MURFREESBORO, Tenn. — In a new economic report from Middle Tennessee State University, the state’s housing market continues to show signs of a continued recovery from the impact of COVID-19.
The MTSU Business and Economic Research Center’s statewide analysis for the second quarter “showed mostly positive outcomes,” with home sales increasing overall from the previous quarter and home prices up from the previous year across the state, noted report author Murat Arik, director of the BERC at MTSU.
“Housing prices for the U.S. and Tennessee seem to follow a pattern of exponential growth, while mortgage delinquencies inch closer to pre-pandemic levels, and foreclosures remain slightly above zero percent,” Arik said.
Scroll down for more news on this story regarding housing in Middle Tennessee...
• Home Sales: Closings for theNashville, Knoxville, and Memphis regions had mixed outcomes for the quarter and year. Nashville and Knoxville had decreases in quarterly closings of .01% and 17.6%, while Memphis saw a quarterly increase of 3.5%. When considering annual changes, all three regions in the state experienced growth: Nashville at 25.5%, Knoxville at 20%, and Memphis at 28%.
Inventory among the three regions almost uniformly decreased from both quarterly and yearly perspectives. Knoxville saw the only quarterly increase of 18.77%.
Nashville and Memphis saw a quarterly decline in inventory by 16% and 3.26%, respectively. Annual changes were strictly negative among Nashville at 54.90%, Knoxville at 48.31%, and Memphis at 33.71%.
• Home Prices: Among the major metropolitan statistical areas in Tennessee, all saw increases in home prices. Morristown, Jackson, and Knoxville MSAs had the largest annual growth rate (16.71%, 15.3%, and 15.08%, respectively). All MSAs also saw an increase in home prices from the previous quarter. Morristown, Jackson, and Knoxville MSAs had quarterly growth (6.24%, 8.8%, and 6.8% respectively).
• Single-family and total home permits for Tennessee were more mixed. Single-family permits slightly fell by .2%, and total permits rose by 12% since Q1 2021. Both categories of permits saw significant increases since the second quarter of 2020. Single-family permits rose by 36% and total family permits rose by 44%.
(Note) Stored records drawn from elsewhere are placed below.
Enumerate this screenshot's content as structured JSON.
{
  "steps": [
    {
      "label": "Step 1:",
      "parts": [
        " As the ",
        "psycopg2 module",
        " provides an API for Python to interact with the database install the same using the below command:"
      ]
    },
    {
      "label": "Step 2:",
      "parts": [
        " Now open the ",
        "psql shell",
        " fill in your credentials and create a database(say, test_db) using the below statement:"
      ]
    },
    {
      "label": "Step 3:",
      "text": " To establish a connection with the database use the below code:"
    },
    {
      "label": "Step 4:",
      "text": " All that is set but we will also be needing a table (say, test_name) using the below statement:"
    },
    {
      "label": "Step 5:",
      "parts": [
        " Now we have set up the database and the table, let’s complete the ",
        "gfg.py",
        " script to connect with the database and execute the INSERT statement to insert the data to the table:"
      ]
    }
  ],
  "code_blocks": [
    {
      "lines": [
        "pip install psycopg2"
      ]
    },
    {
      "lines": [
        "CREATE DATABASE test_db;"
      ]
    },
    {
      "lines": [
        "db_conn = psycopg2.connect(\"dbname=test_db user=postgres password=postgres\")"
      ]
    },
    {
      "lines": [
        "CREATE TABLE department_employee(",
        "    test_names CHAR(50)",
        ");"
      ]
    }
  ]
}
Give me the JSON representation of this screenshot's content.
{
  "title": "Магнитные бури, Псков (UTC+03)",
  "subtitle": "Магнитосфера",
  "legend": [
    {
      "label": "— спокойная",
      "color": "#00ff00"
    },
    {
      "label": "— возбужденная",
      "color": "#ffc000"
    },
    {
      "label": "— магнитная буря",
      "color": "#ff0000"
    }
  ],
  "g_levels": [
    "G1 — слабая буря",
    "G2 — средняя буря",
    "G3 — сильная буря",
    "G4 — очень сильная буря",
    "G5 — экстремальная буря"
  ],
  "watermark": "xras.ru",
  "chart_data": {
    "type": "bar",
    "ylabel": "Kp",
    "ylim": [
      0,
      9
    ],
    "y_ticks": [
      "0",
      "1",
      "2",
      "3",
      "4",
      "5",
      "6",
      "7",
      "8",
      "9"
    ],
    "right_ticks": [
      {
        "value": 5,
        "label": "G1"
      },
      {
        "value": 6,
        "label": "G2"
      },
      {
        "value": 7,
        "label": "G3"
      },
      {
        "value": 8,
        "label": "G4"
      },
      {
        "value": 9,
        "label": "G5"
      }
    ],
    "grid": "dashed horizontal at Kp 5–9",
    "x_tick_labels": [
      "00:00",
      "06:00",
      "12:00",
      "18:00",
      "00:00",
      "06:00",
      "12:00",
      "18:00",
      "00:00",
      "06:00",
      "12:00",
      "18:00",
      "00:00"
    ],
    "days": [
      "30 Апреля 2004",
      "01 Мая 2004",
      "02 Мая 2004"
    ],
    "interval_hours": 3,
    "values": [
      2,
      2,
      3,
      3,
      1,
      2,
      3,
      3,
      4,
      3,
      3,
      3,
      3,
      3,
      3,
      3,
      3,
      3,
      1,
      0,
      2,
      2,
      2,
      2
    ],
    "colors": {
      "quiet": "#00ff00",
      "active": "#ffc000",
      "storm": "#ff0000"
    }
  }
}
Overall, with the exception of single-family permits, Tennessee’s economy is experiencing a continued recovery from the COVID-19 pandemic.